A Polish opposition politician’s mobile phone was hacked with military-grade spyware while he was running an election campaign against the ruling party, according to a cyber security monitoring group.
Krzysztof Brejza’s phone was broken into 33 times between April and October 2019 ahead of national parliamentary elections, using Pegasus software produced by Israel’s NSO Group, according to the University of Toronto’s Citizen Lab.
Messages stolen from Brejza’s phone were subsequently doctored and then broadcast on state-controlled television before the October parliamentary election, which was won by the ruling Law and Justice party (PiS), according to the Associated Press, which first reported the allegations.
The news has sparked outrage from Poland’s opposition. Tomasz Grodzki, speaker of Poland’s Senate, and like Brejza a member of the largest opposition grouping, Civic Platform, said the revelations were “scandalous and unacceptable”.
“I will be demanding urgent explanations from the prime minister and leadership of the security services,” he wrote on Twitter. “I will not leave Senator Brejza alone in a clash with these authoritarian and base authorities.”
John Scott-Railton, one of Citizen Lab’s researchers, wrote on Twitter that the case would be a “test of whether the European Union/European Commission is capable of addressing what appears to be a profound violation of fair elections and basic democratic norms in Poland”.
Brejza said in an interview with Polsat News that the alleged hacking could have had an impact on the election result. “I am not saying that PiS would not have won the election,” he said. “But certainly, the eavesdropping on [his phone] took that half or one per cent away from Civic Coalition, and influenced the fact that PiS now has a [lower house] majority.”
The revelations come amid broader concerns about the rule of law in Poland, where PiS has subjugated judges to political control and reduced the public media to a claque since coming to power in 2015.
This week, the Associated Press reported that Roman Giertych, a lawyer who has represented various opposition figures, and Ewa Wrzosek, a prosecutor who has been critical of PiS’s judicial reforms, had also been hacked using Pegasus.
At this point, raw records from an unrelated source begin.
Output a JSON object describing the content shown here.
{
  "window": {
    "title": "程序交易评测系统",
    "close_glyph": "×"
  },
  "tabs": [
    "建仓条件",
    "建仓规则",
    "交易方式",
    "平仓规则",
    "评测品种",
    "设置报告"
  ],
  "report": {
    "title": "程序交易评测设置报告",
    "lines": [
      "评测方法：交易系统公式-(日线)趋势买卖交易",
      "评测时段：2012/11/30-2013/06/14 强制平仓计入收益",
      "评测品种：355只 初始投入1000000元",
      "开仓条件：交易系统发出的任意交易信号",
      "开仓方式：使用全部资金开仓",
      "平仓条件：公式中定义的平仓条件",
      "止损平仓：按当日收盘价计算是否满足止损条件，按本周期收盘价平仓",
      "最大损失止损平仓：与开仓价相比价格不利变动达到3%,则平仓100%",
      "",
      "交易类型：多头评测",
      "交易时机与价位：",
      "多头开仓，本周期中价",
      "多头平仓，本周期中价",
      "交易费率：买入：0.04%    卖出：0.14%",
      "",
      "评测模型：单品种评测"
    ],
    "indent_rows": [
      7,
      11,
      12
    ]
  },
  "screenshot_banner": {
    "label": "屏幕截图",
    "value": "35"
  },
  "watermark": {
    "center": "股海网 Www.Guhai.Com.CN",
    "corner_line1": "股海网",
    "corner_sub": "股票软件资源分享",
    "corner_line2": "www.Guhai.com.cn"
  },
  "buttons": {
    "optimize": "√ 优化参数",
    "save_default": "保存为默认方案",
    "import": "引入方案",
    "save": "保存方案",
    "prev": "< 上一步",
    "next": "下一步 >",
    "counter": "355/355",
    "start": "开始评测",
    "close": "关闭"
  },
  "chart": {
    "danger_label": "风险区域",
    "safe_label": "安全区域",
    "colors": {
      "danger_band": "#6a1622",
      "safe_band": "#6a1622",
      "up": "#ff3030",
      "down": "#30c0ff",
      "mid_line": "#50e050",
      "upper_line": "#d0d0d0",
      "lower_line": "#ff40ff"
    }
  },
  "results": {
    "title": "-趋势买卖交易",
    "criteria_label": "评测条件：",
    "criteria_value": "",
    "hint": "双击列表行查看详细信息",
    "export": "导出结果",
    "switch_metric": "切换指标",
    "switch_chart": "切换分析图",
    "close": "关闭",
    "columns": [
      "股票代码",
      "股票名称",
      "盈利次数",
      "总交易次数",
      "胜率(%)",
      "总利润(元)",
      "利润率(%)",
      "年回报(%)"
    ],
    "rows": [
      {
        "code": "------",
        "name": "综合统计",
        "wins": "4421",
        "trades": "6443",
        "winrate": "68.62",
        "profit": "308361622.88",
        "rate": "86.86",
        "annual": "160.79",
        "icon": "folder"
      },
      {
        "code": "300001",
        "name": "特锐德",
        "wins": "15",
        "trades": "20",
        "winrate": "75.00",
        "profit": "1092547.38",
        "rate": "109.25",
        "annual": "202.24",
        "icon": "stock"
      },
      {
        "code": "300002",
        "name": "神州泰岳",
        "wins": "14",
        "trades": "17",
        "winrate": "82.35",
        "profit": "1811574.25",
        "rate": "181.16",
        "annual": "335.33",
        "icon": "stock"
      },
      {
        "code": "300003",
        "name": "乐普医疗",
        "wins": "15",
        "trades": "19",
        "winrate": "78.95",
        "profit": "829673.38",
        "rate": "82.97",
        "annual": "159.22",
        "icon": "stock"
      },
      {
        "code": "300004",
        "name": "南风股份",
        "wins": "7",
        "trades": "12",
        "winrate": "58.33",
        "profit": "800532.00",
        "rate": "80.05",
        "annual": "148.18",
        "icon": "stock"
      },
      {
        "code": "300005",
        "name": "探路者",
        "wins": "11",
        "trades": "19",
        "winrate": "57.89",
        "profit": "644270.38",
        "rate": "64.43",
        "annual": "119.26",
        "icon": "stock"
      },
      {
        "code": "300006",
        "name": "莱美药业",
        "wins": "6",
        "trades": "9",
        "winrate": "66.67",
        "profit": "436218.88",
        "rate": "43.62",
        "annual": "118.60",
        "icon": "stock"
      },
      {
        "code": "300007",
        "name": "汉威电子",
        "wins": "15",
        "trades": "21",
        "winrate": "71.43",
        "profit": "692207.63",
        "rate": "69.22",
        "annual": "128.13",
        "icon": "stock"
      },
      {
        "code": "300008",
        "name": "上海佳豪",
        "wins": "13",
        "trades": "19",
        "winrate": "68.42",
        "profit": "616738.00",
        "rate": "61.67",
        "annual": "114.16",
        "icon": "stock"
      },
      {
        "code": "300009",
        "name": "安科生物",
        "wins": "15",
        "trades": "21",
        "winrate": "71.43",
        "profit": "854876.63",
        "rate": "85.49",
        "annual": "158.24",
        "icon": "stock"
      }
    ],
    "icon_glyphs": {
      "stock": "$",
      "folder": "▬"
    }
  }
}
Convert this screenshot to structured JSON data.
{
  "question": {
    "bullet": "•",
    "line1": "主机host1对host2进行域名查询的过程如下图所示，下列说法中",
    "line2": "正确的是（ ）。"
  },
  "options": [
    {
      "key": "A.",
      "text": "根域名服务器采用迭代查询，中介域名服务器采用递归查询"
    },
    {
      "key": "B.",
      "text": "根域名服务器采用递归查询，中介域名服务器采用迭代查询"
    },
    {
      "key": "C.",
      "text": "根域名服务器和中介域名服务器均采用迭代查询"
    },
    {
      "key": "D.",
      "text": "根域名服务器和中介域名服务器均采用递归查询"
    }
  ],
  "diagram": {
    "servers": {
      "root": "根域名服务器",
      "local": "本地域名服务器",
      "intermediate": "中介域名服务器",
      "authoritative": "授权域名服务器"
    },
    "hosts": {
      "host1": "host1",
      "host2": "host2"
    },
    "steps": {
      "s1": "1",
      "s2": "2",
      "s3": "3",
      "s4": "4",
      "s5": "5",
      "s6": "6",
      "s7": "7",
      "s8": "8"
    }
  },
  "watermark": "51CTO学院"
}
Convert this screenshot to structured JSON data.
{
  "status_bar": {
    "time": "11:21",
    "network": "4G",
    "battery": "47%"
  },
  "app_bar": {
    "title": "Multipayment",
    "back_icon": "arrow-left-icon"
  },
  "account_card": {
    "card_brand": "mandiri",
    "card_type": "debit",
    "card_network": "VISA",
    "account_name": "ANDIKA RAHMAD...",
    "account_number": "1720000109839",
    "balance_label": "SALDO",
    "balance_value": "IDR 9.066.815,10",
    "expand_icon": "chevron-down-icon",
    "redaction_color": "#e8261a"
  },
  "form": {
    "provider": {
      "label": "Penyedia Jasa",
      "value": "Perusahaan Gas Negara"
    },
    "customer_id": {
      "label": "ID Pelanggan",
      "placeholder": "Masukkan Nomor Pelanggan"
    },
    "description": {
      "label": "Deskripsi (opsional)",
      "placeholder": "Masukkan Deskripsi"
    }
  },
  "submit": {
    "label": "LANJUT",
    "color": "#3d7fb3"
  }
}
Mateusz Morawiecki, Poland’s prime minister, said on Wednesday that it was necessary to check whether those claims were “in any way consistent with reality”, adding that it was easy to create “fake news”.
Stanislaw Zaryn, spokesperson for the minister co-ordinating Poland’s security services, said on Friday that “suggestions that Polish security services use operational methods for political ends are false”.
He added that the security services did not comment on individual cases, but said “operational control” was used in “justified” cases and after obtaining a court order.
A spokesperson for NSO Group said that it provided its software only to intelligence and law enforcement agencies following a vetting and licensing process carried out by Israel’s defence ministry, adding that NSO did not operate the technology and was not privy to the data collected.
“The company does not and cannot know who the targets of its customers are, yet implements measures to ensure that these systems are used solely for the authorised uses. It is technologically impossible to alter or manipulate the collected data by anyone,” the spokesperson said, declining to comment on whether Poland’s security services were a client of NSO.